> _Exercise goal_
Quote the records that follow in full and exactly; leave out the pictures.

> _Given information_
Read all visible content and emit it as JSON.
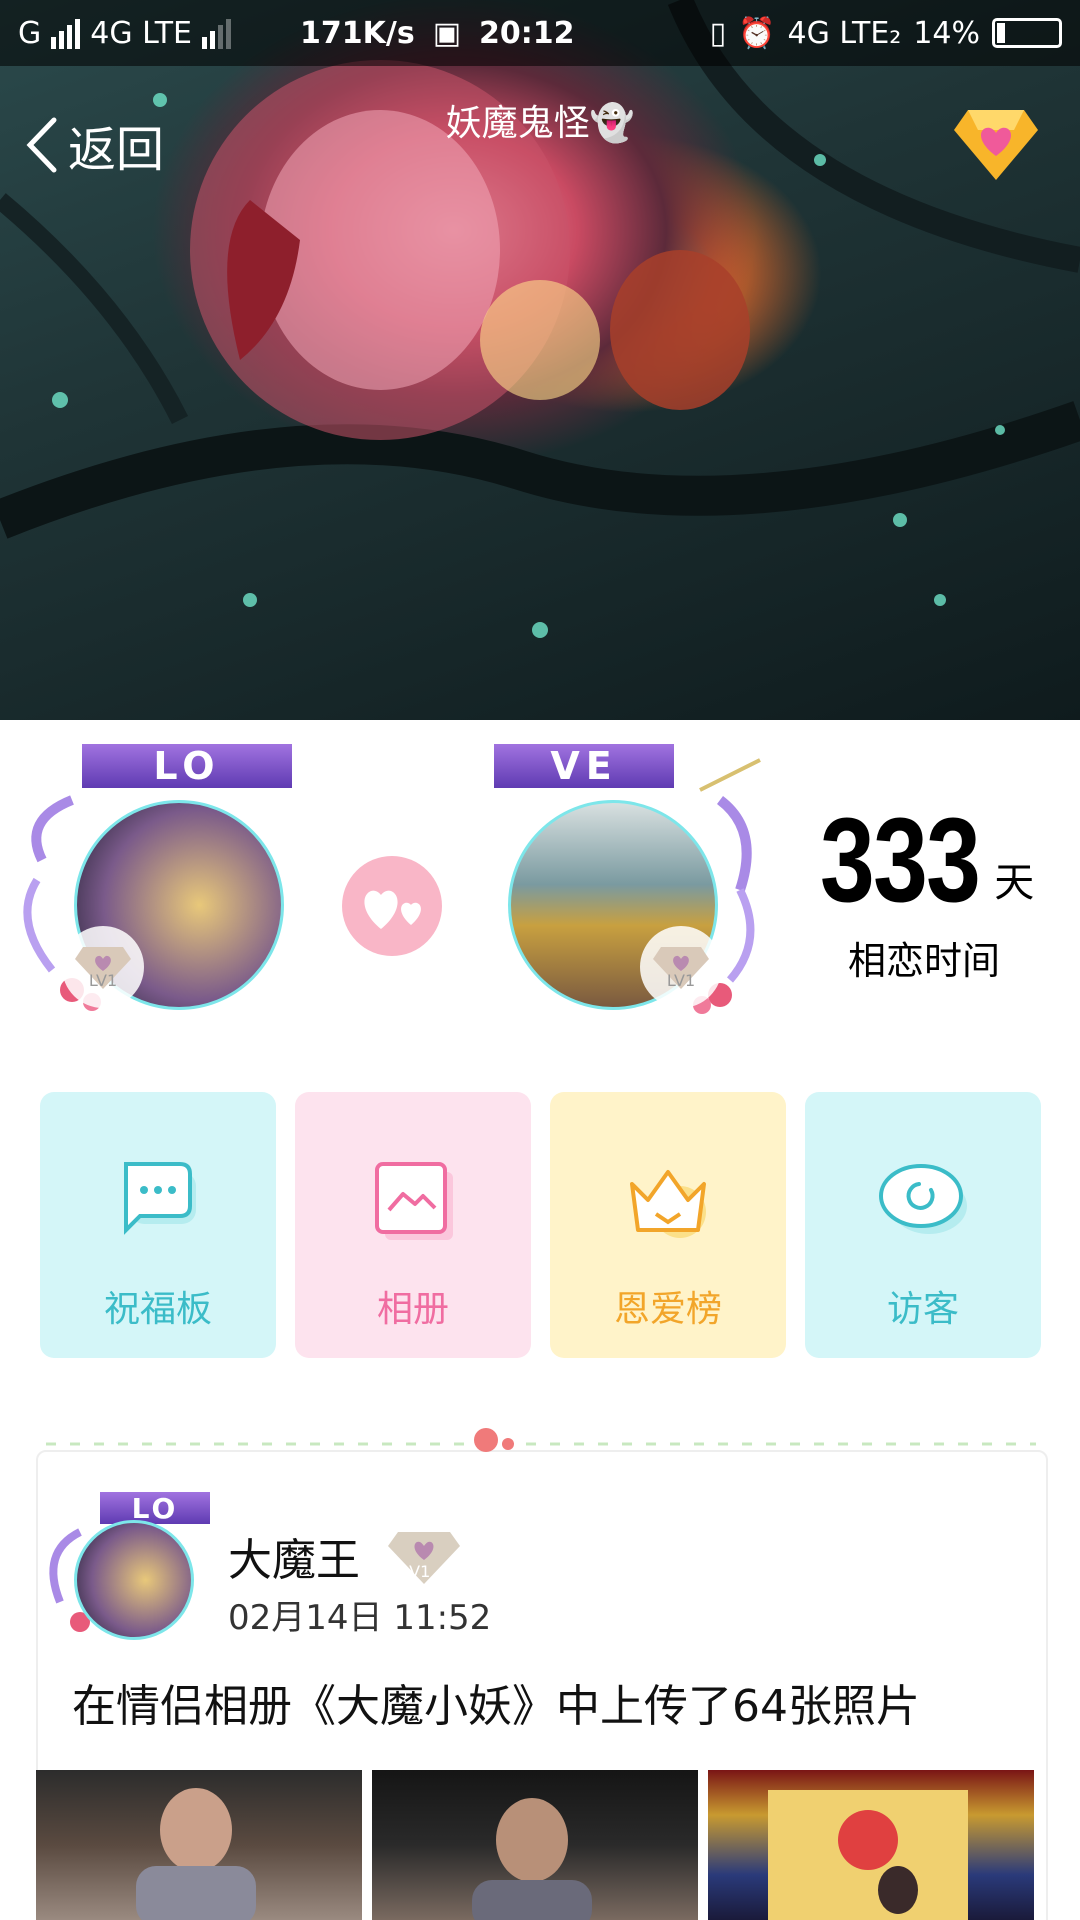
{
  "status_bar": {
    "carrier_left": "G",
    "network1": "4G LTE",
    "speed": "171K/s",
    "time": "20:12",
    "network2": "4G LTE₂",
    "battery": "14%"
  },
  "header": {
    "back_label": "返回",
    "title": "妖魔鬼怪👻"
  },
  "profile": {
    "ribbon_left": "LO",
    "ribbon_right": "VE",
    "level_left": "LV1",
    "level_right": "LV1",
    "days": "333",
    "days_unit": "天",
    "days_label": "相恋时间"
  },
  "features": [
    {
      "label": "祝福板",
      "icon": "chat-bubble-icon"
    },
    {
      "label": "相册",
      "icon": "photo-album-icon"
    },
    {
      "label": "恩爱榜",
      "icon": "crown-icon"
    },
    {
      "label": "访客",
      "icon": "eye-icon"
    }
  ],
  "feed": {
    "ribbon": "LO",
    "user_name": "大魔王",
    "level": "LV1",
    "time": "02月14日 11:52",
    "text": "在情侣相册《大魔小妖》中上传了64张照片"
  },
  "colors": {
    "accent_cyan": "#3bbcc8",
    "accent_pink": "#f06da1",
    "accent_yellow": "#f2a52a"
  }
}
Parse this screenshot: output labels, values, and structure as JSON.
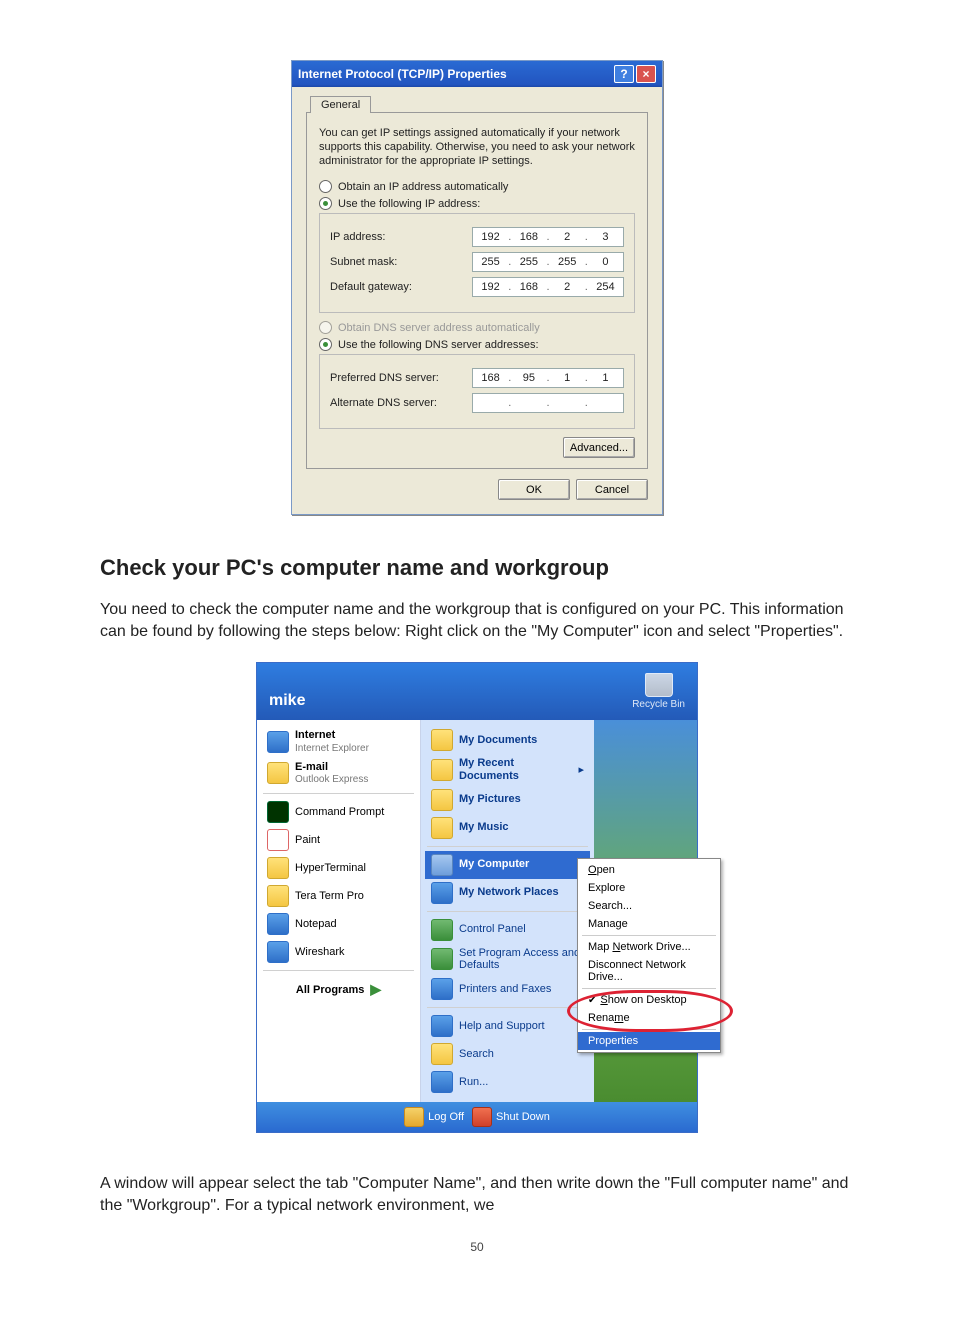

> _Response below_
Read all visible content and emit it as JSON.
{
  "status_bar": {
    "carrier_left": "G",
    "network1": "4G LTE",
    "speed": "171K/s",
    "time": "20:12",
    "network2": "4G LTE₂",
    "battery": "14%"
  },
  "header": {
    "back_label": "返回",
    "title": "妖魔鬼怪👻"
  },
  "profile": {
    "ribbon_left": "LO",
    "ribbon_right": "VE",
    "level_left": "LV1",
    "level_right": "LV1",
    "days": "333",
    "days_unit": "天",
    "days_label": "相恋时间"
  },
  "features": [
    {
      "label": "祝福板",
      "icon": "chat-bubble-icon"
    },
    {
      "label": "相册",
      "icon": "photo-album-icon"
    },
    {
      "label": "恩爱榜",
      "icon": "crown-icon"
    },
    {
      "label": "访客",
      "icon": "eye-icon"
    }
  ],
  "feed": {
    "ribbon": "LO",
    "user_name": "大魔王",
    "level": "LV1",
    "time": "02月14日 11:52",
    "text": "在情侣相册《大魔小妖》中上传了64张照片"
  },
  "colors": {
    "accent_cyan": "#3bbcc8",
    "accent_pink": "#f06da1",
    "accent_yellow": "#f2a52a"
  }
}
Parse this screenshot: output labels, values, and structure as JSON.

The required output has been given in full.